● **Activity**
Please set down every record exactly as it appears below.

● **Dataset extract**
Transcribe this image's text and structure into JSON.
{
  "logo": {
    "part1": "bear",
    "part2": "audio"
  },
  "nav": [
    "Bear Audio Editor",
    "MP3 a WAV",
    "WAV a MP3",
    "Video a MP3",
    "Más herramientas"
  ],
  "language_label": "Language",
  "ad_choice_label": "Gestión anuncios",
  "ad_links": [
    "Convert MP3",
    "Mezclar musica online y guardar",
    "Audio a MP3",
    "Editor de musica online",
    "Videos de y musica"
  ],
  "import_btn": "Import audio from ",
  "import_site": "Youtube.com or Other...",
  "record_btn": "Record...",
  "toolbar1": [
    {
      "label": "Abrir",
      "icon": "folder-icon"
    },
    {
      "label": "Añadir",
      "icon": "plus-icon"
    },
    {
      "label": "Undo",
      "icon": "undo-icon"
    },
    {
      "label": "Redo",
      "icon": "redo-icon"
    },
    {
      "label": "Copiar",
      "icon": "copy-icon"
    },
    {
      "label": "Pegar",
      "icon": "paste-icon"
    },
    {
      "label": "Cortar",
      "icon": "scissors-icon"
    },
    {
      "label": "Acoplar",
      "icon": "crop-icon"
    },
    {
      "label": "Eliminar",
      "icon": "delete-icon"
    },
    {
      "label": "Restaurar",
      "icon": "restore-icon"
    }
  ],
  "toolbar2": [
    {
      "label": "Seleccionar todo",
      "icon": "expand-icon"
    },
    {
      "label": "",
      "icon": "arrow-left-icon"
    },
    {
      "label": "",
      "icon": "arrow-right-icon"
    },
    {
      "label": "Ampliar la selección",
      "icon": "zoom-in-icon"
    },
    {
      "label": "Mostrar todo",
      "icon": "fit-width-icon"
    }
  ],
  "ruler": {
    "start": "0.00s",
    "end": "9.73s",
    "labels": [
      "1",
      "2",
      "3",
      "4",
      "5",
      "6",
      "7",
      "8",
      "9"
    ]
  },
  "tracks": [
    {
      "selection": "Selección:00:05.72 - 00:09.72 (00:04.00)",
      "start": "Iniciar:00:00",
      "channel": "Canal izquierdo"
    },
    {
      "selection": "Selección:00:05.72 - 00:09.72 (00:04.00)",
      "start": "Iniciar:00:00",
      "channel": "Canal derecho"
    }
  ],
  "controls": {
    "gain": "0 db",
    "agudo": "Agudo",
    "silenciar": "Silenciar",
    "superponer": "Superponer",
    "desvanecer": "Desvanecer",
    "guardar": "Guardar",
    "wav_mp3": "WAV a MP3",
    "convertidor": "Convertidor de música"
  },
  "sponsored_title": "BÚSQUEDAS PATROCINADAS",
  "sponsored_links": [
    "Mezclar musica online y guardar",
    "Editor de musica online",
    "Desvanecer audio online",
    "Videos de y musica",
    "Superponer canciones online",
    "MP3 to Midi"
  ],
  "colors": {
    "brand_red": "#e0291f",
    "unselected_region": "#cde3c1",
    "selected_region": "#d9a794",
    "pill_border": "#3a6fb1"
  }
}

● **Output**
Transcribe this image's text and structure into JSON.
{
  "logo": {
    "part1": "bear",
    "part2": "audio"
  },
  "nav": [
    "Bear Audio Editor",
    "MP3 a WAV",
    "WAV a MP3",
    "Video a MP3",
    "Más herramientas"
  ],
  "language_label": "Language",
  "ad_choice_label": "Gestión anuncios",
  "ad_links": [
    "Convert MP3",
    "Mezclar musica online y guardar",
    "Audio a MP3",
    "Editor de musica online",
    "Videos de y musica"
  ],
  "import_btn": "Import audio from ",
  "import_site": "Youtube.com or Other...",
  "record_btn": "Record...",
  "toolbar1": [
    {
      "label": "Abrir",
      "icon": "folder-icon"
    },
    {
      "label": "Añadir",
      "icon": "plus-icon"
    },
    {
      "label": "Undo",
      "icon": "undo-icon"
    },
    {
      "label": "Redo",
      "icon": "redo-icon"
    },
    {
      "label": "Copiar",
      "icon": "copy-icon"
    },
    {
      "label": "Pegar",
      "icon": "paste-icon"
    },
    {
      "label": "Cortar",
      "icon": "scissors-icon"
    },
    {
      "label": "Acoplar",
      "icon": "crop-icon"
    },
    {
      "label": "Eliminar",
      "icon": "delete-icon"
    },
    {
      "label": "Restaurar",
      "icon": "restore-icon"
    }
  ],
  "toolbar2": [
    {
      "label": "Seleccionar todo",
      "icon": "expand-icon"
    },
    {
      "label": "",
      "icon": "arrow-left-icon"
    },
    {
      "label": "",
      "icon": "arrow-right-icon"
    },
    {
      "label": "Ampliar la selección",
      "icon": "zoom-in-icon"
    },
    {
      "label": "Mostrar todo",
      "icon": "fit-width-icon"
    }
  ],
  "ruler": {
    "start": "0.00s",
    "end": "9.73s",
    "labels": [
      "1",
      "2",
      "3",
      "4",
      "5",
      "6",
      "7",
      "8",
      "9"
    ]
  },
  "tracks": [
    {
      "selection": "Selección:00:05.72 - 00:09.72 (00:04.00)",
      "start": "Iniciar:00:00",
      "channel": "Canal izquierdo"
    },
    {
      "selection": "Selección:00:05.72 - 00:09.72 (00:04.00)",
      "start": "Iniciar:00:00",
      "channel": "Canal derecho"
    }
  ],
  "controls": {
    "gain": "0 db",
    "agudo": "Agudo",
    "silenciar": "Silenciar",
    "superponer": "Superponer",
    "desvanecer": "Desvanecer",
    "guardar": "Guardar",
    "wav_mp3": "WAV a MP3",
    "convertidor": "Convertidor de música"
  },
  "sponsored_title": "BÚSQUEDAS PATROCINADAS",
  "sponsored_links": [
    "Mezclar musica online y guardar",
    "Editor de musica online",
    "Desvanecer audio online",
    "Videos de y musica",
    "Superponer canciones online",
    "MP3 to Midi"
  ],
  "colors": {
    "brand_red": "#e0291f",
    "unselected_region": "#cde3c1",
    "selected_region": "#d9a794",
    "pill_border": "#3a6fb1"
  }
}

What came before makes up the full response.